Finally, we do talk a bit about Andy’s running (because some of you will be curious about that) – how his running routines have changed since moving to a smaller city and whether or not he did the London Marathon this year.
So, for all the vocab hunters out there, watch out for bits of language relating to all those things.
So now, without further ado I will let you enjoy listening to another chat with Andy Johnson on Luke’s English Podcast and here we go.
That is it for part one, but this will continue in part 2 in which our conversation turns to other topics including food, TV series, football, and music.
Thanks again to Andy for being on the podcast.
If you want to get in touch with Andy, perhaps because you’re interested in the online learning programs he offers, you can find him on LinkedIn, on Twitter @andybjohnson and the London School Online website is www.londonschool.com/lso/
Allow me to remind you, at this point, to sign up for LEP premium. I’ve got new episodes in the pipeline that involve teaching you some nice, chunky bits of natural English vocabulary along with all the usual bits and pieces, including PDF worksheets, tests & exercises and pronunciation drills, and of course becoming a premium subscriber gives you access to the ever growing library of premium content which you can listen to in the LEP app or online from your computer and it will all cost you just the price of a coffee a month from. Keep me caffeinated and become an LEP premium subscriber today! GO to www.teacherluke.co.uk/premium to get started.
I look forward to reading your comments in the comment section.
Part 2 should be available very soon, but for now it’s just time to say good bye!!!
In the last episode you heard me talking to Amber and Paul. I hope you enjoyed that. It was lots of fun. I recorded it last week and after doing that mammoth episode about poshness Amber had to go but Paul stayed and so I thought we would return to the topic of the British citizenship test. We talked about this last time in episode 527 when Paul took the test on the podcast and failed.
I still had some other bits and pieces that I wanted to cover in the episode, including a stand up routine about the citizenship test and also an article in The Telegraph. Both of those things include their own citizenship tests, so let’s see if Paul can pass them. Be prepared to be either shocked or amazed by Paul’s knowledge about British things in general. Also we end up taking a citizenship test for the USA and to see if we pass or not, just keep listening.
So this episode is a chance for you to listen to Paul and me in conversation, but there’s also loads of stuff to learn in terms of British culture and certain words which are often pronounced wrong by native speakers of British English.
Check the page for this episode, where you will find links to the various tests and videos we’re talking about.
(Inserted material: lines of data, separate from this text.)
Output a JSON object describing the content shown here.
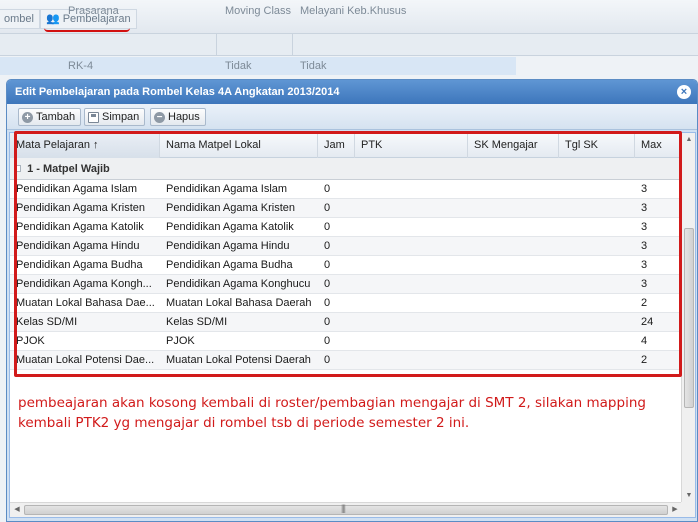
{
  "background": {
    "tabs": [
      {
        "label": "ombel"
      },
      {
        "label": "Pembelajaran"
      }
    ],
    "grid_columns": [
      "Prasarana",
      "Moving Class",
      "Melayani Keb.Khusus"
    ],
    "row": [
      "RK-4",
      "Tidak",
      "Tidak"
    ]
  },
  "window": {
    "title": "Edit Pembelajaran pada Rombel Kelas 4A Angkatan 2013/2014",
    "close_icon": "×",
    "toolbar": {
      "add_label": "Tambah",
      "save_label": "Simpan",
      "delete_label": "Hapus"
    },
    "columns": [
      "Mata Pelajaran ↑",
      "Nama Matpel Lokal",
      "Jam",
      "PTK",
      "SK Mengajar",
      "Tgl SK",
      "Max"
    ],
    "group_label": "1 - Matpel Wajib",
    "rows": [
      {
        "mapel": "Pendidikan Agama Islam",
        "lokal": "Pendidikan Agama Islam",
        "jam": "0",
        "max": "3"
      },
      {
        "mapel": "Pendidikan Agama Kristen",
        "lokal": "Pendidikan Agama Kristen",
        "jam": "0",
        "max": "3"
      },
      {
        "mapel": "Pendidikan Agama Katolik",
        "lokal": "Pendidikan Agama Katolik",
        "jam": "0",
        "max": "3"
      },
      {
        "mapel": "Pendidikan Agama Hindu",
        "lokal": "Pendidikan Agama Hindu",
        "jam": "0",
        "max": "3"
      },
      {
        "mapel": "Pendidikan Agama Budha",
        "lokal": "Pendidikan Agama Budha",
        "jam": "0",
        "max": "3"
      },
      {
        "mapel": "Pendidikan Agama Kongh...",
        "lokal": "Pendidikan Agama Konghucu",
        "jam": "0",
        "max": "3"
      },
      {
        "mapel": "Muatan Lokal Bahasa Dae...",
        "lokal": "Muatan Lokal Bahasa Daerah",
        "jam": "0",
        "max": "2"
      },
      {
        "mapel": "Kelas SD/MI",
        "lokal": "Kelas SD/MI",
        "jam": "0",
        "max": "24"
      },
      {
        "mapel": "PJOK",
        "lokal": "PJOK",
        "jam": "0",
        "max": "4"
      },
      {
        "mapel": "Muatan Lokal Potensi Dae...",
        "lokal": "Muatan Lokal Potensi Daerah",
        "jam": "0",
        "max": "2"
      }
    ]
  },
  "annotation": {
    "text": "pembeajaran akan kosong kembali di roster/pembagian mengajar di SMT 2, silakan mapping kembali PTK2 yg mengajar di rombel tsb  di periode semester 2 ini.",
    "color": "#d11a1a"
  }
}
Let’s now join Paul and me after we’d just finished a cup of tea, ready to talk more on the podcast and let’s see how much he and you know about British life, culture and language.
Videos & Links
Imran Yusuf’s British Citizenship Test
The Daily Telegraph’s British Citizenship Test for Meghan Markle